■ **WORK ITEM**:
Report every line of the records that includes the word "profile".

[Start of Attachment]

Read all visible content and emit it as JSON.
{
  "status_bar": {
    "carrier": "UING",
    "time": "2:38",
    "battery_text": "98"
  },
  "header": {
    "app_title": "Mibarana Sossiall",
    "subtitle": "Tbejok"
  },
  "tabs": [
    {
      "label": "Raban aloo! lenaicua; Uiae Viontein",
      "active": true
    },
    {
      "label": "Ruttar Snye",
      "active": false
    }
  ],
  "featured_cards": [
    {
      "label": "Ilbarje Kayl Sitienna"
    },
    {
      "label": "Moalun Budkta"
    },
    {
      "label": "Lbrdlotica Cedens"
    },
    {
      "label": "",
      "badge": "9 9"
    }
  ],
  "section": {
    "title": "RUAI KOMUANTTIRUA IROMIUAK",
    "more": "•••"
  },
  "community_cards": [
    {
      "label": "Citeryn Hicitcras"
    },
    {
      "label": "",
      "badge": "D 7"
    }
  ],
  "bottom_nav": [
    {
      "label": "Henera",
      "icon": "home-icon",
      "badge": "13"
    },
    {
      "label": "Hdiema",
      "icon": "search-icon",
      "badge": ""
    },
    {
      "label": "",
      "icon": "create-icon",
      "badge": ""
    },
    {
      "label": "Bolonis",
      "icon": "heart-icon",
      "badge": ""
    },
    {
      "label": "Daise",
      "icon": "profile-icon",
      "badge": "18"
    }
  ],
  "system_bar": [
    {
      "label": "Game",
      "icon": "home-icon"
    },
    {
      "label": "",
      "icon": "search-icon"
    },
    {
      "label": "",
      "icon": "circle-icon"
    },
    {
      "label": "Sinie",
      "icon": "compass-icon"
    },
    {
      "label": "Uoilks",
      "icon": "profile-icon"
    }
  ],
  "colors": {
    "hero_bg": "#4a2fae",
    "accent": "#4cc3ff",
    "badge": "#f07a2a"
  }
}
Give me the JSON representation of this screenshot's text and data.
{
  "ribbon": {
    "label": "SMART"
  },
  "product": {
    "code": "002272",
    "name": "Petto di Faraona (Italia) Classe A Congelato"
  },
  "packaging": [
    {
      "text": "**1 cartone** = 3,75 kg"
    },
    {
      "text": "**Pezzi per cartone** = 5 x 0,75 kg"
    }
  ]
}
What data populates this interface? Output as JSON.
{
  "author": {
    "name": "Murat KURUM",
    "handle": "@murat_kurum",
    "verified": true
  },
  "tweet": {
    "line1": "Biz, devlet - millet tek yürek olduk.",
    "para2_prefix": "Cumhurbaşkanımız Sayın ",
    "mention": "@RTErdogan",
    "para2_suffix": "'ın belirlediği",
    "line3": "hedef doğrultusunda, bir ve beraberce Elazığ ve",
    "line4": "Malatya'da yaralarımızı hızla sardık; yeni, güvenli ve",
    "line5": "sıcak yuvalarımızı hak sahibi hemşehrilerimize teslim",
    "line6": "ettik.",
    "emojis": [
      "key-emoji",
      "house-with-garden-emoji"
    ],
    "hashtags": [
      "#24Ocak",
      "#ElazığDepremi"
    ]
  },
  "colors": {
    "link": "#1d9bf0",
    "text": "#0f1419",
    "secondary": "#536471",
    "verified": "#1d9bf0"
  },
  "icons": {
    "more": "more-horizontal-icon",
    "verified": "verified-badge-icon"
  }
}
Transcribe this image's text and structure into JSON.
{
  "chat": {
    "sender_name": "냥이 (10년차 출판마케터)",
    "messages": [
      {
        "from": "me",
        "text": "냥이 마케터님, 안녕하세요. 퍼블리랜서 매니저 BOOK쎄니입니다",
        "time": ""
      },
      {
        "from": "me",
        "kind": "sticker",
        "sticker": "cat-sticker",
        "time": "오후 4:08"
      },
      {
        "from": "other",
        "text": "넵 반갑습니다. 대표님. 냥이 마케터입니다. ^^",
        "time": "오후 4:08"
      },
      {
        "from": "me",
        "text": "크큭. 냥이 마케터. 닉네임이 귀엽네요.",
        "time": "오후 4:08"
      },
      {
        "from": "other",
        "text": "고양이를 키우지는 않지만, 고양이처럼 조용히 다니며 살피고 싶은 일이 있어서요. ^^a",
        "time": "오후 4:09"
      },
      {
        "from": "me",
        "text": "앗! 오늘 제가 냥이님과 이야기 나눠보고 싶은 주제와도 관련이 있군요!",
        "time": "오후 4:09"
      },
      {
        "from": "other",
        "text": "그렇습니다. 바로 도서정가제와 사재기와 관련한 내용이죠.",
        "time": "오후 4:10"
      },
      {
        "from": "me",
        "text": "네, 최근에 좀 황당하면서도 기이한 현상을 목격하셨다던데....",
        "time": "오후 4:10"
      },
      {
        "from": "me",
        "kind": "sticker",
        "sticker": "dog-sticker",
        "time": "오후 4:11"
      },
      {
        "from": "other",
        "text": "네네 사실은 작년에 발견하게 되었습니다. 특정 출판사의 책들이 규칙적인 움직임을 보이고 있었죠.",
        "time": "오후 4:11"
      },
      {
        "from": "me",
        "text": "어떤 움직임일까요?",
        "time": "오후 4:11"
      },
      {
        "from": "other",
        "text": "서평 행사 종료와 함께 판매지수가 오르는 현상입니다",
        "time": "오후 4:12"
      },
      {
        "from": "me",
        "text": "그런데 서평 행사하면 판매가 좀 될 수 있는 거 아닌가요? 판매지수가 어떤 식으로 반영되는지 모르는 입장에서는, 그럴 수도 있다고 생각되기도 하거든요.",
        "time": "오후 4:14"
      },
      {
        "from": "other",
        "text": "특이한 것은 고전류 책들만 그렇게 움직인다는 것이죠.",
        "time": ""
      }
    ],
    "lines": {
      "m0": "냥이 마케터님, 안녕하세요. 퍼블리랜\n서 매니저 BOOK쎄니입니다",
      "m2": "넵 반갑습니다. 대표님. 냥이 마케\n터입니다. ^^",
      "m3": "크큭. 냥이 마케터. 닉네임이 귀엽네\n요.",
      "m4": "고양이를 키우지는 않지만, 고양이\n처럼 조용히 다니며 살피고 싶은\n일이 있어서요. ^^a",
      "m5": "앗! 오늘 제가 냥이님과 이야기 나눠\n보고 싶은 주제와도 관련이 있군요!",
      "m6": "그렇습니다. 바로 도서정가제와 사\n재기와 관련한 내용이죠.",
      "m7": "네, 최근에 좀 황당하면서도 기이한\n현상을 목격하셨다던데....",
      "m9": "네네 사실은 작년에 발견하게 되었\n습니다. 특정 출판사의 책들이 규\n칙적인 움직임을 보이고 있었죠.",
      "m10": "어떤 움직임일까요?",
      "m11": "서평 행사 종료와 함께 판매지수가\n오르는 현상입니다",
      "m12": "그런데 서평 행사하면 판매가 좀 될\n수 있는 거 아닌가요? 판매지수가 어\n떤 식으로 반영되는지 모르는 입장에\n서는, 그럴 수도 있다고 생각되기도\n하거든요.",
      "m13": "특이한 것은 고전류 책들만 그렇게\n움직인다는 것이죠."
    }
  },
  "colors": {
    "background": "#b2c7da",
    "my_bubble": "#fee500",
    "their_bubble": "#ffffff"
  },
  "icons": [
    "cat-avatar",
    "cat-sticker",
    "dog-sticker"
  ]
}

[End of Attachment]

■ **ANSWER SPACE**:
      "icon": "profile-icon",
      "icon": "profile-icon"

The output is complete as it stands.